Monday, January 23, 2012
Pop down to the Old Gold Souk in Deira, part of the modern city of Dubai and the hottest selling item is a 1kg bar of silver these days.
Karachi Jewellers told ArabianMoney yesterday they are selling 600 to 700 of these $1,300 bars each month with a 4.1 per cent profit margin.
More profitable than gold
‘It is far more profitable to trade silver than gold where the margin is much smaller,’ said director Ejaz Ilyas in a video to be broadcast on this website tomorrow.
‘We get a lot of passing tourists who buy 1kg silver bars. I was born in Dubai and spent most of my professional life in London but business is better here now. Even a modest shop in this souk does well.’
Not far from the Old Gold Souk is the ultra-modern terminus for cruise liners. Almost a million passengers visited Dubai last year and many find their way to the famous Dubai gold souks where gold and silver are sold untaxed. The only country in Europe not to charge tax on silver is Estonia. Cruise ships also call in there too.
In the Old Gold Souk the customers come from all over the world. Chinese and Russian buyers are prominent though Arab buyers from the Gulf Cooperation Council countries are probably still the biggest spenders. This is the month of the famous Dubai Shopping Festival so the gold souks are particularly busy.
Mr Ilyas said he thought the price of silver would be $58-60 by September, a spectacular gain on the price of $32 an ounce on the day of our visit. His reasoning is that the shift from paper money to real assets will benefit silver more than gold.
‘Metal prices are always volatile,’ he cautioned. ‘However, you can see where people are putting their money now.’
Eurozone money printing
There is also a school of thought in the souk that reckons the outcome of the eurozone crisis will be more money printing by the ECB whatever happens to Greece, and that this will propel dollar-denominated silver and gold to much higher prices.
Of course there is always the liklihood of a short-term set back for silver in a big market sell-off. However, the shiniest of metals is off to a good start with the price up 13 per cent since the New Year, comfortably outperforming any other investment class.
Friday, January 6, 2012

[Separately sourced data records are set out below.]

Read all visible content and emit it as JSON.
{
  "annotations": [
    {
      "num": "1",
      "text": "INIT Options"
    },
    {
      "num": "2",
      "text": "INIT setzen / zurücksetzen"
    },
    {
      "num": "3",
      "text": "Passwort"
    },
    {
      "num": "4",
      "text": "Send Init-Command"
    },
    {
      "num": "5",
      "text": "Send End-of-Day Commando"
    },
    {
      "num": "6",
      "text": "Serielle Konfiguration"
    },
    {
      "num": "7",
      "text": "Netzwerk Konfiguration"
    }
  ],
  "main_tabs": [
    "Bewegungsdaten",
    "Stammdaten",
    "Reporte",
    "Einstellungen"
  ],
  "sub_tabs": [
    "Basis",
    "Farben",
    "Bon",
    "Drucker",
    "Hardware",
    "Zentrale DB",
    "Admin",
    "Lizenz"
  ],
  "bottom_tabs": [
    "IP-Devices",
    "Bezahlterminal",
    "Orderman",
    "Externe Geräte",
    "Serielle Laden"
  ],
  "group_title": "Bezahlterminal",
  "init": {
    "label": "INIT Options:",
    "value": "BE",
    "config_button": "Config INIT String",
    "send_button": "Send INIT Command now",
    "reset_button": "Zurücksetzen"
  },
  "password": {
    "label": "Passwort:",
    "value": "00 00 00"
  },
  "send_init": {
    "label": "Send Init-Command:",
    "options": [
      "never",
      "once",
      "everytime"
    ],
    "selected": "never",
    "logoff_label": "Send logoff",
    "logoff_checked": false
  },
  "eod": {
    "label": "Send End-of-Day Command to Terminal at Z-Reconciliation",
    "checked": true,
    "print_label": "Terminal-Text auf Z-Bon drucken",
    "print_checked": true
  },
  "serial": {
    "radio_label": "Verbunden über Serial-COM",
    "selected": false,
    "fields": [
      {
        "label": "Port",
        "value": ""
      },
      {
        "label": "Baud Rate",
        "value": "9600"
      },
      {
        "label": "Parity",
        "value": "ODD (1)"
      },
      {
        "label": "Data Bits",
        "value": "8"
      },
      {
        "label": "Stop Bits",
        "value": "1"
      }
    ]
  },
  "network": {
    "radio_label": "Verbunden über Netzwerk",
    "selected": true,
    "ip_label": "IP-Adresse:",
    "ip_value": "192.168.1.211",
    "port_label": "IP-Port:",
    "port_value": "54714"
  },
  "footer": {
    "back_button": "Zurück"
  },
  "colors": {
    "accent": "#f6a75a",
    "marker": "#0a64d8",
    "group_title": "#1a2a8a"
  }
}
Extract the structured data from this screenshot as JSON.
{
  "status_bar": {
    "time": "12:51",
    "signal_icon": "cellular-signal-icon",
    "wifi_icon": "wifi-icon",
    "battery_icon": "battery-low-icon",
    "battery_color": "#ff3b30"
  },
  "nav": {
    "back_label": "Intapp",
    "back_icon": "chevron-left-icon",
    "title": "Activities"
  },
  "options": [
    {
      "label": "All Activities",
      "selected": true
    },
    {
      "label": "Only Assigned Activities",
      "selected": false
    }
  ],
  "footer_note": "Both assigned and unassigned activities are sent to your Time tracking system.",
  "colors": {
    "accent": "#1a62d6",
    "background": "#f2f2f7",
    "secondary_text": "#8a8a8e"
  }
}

Have you seen the recent commercials the World Wildlife Fund WWF has on TV soliciting money to "Save the Polar Bears"? After seeing the commercial for the twentieth time last night, I started thinking and decided to send the WWF a question.
See below my email to them:
I recently saw a commercial you're running to solicit donations to save the polar bear and by extention their habitat.I like polar bears as much as the next person, so my question is quite simple. Precisely how much money do you need to stop the polar caps from melting and thereby save the white bear?
I'm understandably curious about your financial plans as I'm unaware of any technology that is currently available to a non-profit like the WWF that could effectively stop and reverse the current natural or possibly man-made climatic change. With millions of dollars of donations you could probably gather some bears and put them in zoos or other controlled enclosures, but it wasn't my impression that your plans were following along these realistic and achievable lines.
Unfortunately, the polar bear is a specialist adapted to a very unstable environment and dependent on a single source of food. It needs the ice to hang around most of the year so that it can hunt fat seals. No ice means no seals for lunch, and that means starving and dead bears. Unless you can stop the melting ice, you can't save the wild polar bear. No amount of donated money can change this simple equation. As a result, our best scientific estimates place the bear's probable extinction within 100 years.
In fact, I have every reason to believe that the WWF will most likely outlive the polar bear. Perhaps your donation efforts are really all about insuring the survival of your organization, and not the arctic bear?